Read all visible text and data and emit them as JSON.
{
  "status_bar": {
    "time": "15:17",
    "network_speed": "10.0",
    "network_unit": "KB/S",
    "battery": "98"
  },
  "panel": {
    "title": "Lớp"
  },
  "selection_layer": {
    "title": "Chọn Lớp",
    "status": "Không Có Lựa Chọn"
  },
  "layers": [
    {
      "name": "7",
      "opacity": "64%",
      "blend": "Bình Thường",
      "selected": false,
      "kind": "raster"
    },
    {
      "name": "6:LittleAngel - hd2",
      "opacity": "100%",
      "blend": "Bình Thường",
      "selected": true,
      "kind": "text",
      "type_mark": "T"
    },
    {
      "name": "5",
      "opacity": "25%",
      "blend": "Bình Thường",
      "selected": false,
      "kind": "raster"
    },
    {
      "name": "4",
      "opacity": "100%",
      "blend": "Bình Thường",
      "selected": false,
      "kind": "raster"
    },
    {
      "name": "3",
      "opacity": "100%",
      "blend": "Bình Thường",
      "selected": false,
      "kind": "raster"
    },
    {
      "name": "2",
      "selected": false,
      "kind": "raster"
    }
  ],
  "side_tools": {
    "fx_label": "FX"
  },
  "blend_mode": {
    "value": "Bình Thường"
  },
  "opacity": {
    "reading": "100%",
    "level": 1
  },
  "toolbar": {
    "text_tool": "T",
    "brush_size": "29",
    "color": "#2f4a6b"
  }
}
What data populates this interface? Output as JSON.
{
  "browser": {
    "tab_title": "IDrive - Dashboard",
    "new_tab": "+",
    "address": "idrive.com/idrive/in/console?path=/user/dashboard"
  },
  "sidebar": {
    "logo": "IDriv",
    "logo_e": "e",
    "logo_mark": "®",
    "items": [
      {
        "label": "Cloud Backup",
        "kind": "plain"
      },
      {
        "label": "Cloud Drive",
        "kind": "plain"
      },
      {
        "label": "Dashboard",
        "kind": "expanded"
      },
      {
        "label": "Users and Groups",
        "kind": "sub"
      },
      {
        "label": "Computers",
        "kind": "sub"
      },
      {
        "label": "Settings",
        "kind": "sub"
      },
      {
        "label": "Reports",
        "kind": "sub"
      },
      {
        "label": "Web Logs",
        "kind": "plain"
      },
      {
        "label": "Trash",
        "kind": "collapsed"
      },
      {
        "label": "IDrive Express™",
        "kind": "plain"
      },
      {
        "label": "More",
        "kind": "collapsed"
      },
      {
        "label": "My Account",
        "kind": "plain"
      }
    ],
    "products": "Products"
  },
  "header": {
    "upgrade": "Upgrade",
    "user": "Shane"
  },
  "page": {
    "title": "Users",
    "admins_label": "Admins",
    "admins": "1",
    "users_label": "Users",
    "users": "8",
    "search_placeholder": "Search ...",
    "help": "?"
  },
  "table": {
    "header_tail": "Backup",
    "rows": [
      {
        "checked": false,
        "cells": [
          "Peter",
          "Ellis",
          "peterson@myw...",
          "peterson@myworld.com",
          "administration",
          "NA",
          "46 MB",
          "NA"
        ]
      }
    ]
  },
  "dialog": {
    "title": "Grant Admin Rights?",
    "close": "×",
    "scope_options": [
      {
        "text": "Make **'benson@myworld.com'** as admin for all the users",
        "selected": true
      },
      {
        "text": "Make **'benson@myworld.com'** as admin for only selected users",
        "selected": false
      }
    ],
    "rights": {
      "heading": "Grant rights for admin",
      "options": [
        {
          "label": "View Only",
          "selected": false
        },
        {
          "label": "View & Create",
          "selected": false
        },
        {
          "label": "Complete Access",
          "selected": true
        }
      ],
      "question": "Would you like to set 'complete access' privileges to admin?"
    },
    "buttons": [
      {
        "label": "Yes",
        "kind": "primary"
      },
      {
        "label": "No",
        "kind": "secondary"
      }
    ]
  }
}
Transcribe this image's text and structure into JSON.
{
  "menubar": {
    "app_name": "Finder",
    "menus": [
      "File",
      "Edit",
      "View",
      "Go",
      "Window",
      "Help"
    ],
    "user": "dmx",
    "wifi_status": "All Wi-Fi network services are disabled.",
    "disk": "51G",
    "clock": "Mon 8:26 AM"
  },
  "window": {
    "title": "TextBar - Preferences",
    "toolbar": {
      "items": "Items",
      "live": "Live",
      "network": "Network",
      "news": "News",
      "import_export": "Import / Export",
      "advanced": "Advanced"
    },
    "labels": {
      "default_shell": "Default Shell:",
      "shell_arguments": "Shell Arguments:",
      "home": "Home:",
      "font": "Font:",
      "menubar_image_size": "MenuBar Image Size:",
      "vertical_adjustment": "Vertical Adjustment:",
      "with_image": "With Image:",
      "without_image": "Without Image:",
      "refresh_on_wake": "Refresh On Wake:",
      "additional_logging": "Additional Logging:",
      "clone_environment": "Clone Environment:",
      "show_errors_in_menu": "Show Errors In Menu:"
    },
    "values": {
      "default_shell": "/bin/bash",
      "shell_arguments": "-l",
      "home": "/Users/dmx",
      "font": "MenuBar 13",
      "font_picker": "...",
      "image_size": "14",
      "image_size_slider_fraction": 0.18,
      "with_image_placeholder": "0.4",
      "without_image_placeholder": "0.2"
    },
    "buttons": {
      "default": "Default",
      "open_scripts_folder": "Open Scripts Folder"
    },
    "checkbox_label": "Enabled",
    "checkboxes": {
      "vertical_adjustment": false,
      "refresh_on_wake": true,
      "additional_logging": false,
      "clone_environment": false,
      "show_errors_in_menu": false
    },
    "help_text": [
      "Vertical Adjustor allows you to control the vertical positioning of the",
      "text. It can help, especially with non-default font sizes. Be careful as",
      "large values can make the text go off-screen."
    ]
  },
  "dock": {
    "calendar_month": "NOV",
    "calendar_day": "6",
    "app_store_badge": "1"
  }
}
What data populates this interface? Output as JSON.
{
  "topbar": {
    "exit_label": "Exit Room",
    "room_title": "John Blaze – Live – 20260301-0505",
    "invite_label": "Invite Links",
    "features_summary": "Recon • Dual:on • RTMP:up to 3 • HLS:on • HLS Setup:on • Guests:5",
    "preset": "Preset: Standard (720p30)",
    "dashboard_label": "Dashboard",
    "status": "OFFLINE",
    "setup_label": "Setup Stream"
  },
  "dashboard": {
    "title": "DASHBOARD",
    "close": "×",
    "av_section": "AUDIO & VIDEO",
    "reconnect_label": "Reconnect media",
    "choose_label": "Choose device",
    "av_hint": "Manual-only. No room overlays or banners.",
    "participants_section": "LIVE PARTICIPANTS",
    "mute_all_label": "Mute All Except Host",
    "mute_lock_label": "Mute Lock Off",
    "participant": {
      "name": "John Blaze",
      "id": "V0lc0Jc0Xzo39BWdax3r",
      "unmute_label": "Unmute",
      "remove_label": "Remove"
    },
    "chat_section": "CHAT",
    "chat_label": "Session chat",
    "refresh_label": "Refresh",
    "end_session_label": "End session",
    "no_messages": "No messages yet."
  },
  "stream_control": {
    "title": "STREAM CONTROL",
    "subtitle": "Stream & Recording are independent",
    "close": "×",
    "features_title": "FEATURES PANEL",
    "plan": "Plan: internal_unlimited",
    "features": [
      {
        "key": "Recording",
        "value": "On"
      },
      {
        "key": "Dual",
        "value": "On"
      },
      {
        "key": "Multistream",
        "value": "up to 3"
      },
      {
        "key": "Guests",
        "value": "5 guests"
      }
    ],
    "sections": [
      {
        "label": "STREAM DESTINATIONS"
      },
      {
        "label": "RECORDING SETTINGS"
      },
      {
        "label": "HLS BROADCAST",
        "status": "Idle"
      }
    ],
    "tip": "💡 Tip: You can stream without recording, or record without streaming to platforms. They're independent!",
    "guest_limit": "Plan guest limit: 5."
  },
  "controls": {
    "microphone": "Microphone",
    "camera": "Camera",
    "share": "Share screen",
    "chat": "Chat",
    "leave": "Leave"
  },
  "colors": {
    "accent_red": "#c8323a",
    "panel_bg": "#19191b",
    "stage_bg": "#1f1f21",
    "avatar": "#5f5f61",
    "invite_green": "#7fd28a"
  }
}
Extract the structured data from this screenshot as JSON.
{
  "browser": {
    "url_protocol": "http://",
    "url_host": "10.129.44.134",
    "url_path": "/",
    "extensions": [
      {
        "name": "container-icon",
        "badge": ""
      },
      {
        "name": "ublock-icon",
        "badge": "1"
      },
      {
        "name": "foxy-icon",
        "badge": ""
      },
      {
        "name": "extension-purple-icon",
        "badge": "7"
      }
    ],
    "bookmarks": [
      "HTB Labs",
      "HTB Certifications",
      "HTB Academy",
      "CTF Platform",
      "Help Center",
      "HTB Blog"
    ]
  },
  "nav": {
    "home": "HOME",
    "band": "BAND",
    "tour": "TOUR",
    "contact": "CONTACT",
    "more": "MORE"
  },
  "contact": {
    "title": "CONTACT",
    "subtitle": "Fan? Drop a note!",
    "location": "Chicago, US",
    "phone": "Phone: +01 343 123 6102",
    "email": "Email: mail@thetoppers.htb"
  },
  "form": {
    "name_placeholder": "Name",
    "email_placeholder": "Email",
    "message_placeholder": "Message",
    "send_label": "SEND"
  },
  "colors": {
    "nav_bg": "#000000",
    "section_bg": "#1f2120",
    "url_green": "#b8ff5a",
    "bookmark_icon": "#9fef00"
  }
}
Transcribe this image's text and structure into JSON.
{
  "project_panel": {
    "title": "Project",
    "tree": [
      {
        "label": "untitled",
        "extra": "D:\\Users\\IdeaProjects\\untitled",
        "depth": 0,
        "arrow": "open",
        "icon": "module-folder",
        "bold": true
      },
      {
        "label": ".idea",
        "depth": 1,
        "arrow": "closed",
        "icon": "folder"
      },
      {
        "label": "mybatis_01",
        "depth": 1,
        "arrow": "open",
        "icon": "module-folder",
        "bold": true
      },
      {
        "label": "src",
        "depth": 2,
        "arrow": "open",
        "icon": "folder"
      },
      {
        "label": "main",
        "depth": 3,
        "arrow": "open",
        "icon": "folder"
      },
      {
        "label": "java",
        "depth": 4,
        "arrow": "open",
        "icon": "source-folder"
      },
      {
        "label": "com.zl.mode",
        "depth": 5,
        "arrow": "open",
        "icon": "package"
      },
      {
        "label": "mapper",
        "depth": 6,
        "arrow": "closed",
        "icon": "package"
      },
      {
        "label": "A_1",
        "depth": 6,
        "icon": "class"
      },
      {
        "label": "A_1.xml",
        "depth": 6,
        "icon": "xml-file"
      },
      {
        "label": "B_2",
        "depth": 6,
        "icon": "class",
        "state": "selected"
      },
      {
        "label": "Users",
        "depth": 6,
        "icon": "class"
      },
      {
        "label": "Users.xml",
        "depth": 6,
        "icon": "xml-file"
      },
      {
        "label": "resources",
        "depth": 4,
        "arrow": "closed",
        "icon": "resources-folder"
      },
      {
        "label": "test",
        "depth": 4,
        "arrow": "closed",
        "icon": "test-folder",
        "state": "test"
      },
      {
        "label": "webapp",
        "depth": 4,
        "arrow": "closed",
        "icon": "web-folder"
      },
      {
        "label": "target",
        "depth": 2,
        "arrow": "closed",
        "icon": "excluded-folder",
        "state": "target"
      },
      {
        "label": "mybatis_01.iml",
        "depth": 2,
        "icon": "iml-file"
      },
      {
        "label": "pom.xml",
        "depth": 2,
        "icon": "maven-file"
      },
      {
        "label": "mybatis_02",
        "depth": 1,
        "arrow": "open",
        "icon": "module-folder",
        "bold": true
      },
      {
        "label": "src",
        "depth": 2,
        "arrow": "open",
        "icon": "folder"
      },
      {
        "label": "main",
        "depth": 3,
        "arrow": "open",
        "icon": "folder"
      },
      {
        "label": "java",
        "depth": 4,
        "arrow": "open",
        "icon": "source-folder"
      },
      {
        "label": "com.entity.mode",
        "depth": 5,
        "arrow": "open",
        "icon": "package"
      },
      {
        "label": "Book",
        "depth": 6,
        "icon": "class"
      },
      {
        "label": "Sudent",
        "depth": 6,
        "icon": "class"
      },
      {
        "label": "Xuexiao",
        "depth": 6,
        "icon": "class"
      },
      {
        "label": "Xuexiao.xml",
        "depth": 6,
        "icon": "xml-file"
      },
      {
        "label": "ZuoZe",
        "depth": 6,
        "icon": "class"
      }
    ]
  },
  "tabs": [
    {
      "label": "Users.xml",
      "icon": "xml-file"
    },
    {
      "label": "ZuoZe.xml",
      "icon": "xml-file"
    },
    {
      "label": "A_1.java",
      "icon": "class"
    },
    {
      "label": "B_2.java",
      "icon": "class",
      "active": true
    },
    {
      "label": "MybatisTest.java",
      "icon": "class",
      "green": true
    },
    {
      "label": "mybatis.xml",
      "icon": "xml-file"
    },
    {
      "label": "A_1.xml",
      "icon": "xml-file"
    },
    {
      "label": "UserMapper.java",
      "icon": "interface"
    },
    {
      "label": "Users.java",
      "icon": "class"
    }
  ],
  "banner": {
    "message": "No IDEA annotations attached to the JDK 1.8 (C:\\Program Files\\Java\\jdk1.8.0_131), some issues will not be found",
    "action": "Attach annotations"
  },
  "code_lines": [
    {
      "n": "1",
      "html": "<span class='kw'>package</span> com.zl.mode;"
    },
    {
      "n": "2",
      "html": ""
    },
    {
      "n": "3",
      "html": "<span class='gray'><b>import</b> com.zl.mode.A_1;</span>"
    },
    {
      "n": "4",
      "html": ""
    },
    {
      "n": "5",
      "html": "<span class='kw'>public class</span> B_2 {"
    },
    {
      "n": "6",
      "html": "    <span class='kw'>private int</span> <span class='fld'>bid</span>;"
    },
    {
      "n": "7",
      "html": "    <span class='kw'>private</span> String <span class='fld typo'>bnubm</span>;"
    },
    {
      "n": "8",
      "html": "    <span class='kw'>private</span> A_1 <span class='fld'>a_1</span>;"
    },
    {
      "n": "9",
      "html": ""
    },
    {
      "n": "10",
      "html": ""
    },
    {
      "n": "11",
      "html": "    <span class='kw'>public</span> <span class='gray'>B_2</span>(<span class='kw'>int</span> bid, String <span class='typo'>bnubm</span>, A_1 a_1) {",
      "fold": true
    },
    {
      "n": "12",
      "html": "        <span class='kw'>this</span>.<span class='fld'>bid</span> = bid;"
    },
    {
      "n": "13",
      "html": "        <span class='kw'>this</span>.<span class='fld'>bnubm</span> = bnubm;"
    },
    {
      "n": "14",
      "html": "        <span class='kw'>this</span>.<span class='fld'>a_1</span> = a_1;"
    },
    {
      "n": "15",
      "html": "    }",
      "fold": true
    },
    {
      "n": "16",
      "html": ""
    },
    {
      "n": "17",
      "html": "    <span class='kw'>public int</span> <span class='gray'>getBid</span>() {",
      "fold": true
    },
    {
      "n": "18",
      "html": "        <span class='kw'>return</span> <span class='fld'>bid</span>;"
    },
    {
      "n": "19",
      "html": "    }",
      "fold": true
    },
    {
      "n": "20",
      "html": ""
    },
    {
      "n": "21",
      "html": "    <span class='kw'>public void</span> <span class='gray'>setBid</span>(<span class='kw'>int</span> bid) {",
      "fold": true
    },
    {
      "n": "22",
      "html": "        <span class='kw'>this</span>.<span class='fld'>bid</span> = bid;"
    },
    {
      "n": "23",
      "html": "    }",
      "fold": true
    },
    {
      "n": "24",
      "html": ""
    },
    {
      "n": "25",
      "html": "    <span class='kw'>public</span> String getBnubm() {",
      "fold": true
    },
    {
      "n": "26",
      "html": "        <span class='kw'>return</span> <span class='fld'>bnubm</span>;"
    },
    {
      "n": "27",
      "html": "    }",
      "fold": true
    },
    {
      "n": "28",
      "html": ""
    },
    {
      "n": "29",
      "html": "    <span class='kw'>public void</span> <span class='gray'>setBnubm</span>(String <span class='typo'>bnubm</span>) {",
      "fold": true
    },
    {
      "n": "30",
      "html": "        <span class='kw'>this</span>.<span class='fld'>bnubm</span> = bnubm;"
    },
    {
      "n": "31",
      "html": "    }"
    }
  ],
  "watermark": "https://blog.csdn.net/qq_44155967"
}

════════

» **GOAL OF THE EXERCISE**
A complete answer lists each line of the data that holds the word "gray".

» **ANSWER FOR THIS EXERCISE**
      "html": "<span class='gray'><b>import</b> com.zl.mode.A_1;</span>"
      "html": "    <span class='kw'>public</span> <span class='gray'>B_2</span>(<span class='kw'>int</span> bid, String <span class='typo'>bnubm</span>, A_1 a_1) {",
      "html": "    <span class='kw'>public int</span> <span class='gray'>getBid</span>() {",
      "html": "    <span class='kw'>public void</span> <span class='gray'>setBid</span>(<span class='kw'>int</span> bid) {",
      "html": "    <span class='kw'>public void</span> <span class='gray'>setBnubm</span>(String <span class='typo'>bnubm</span>) {",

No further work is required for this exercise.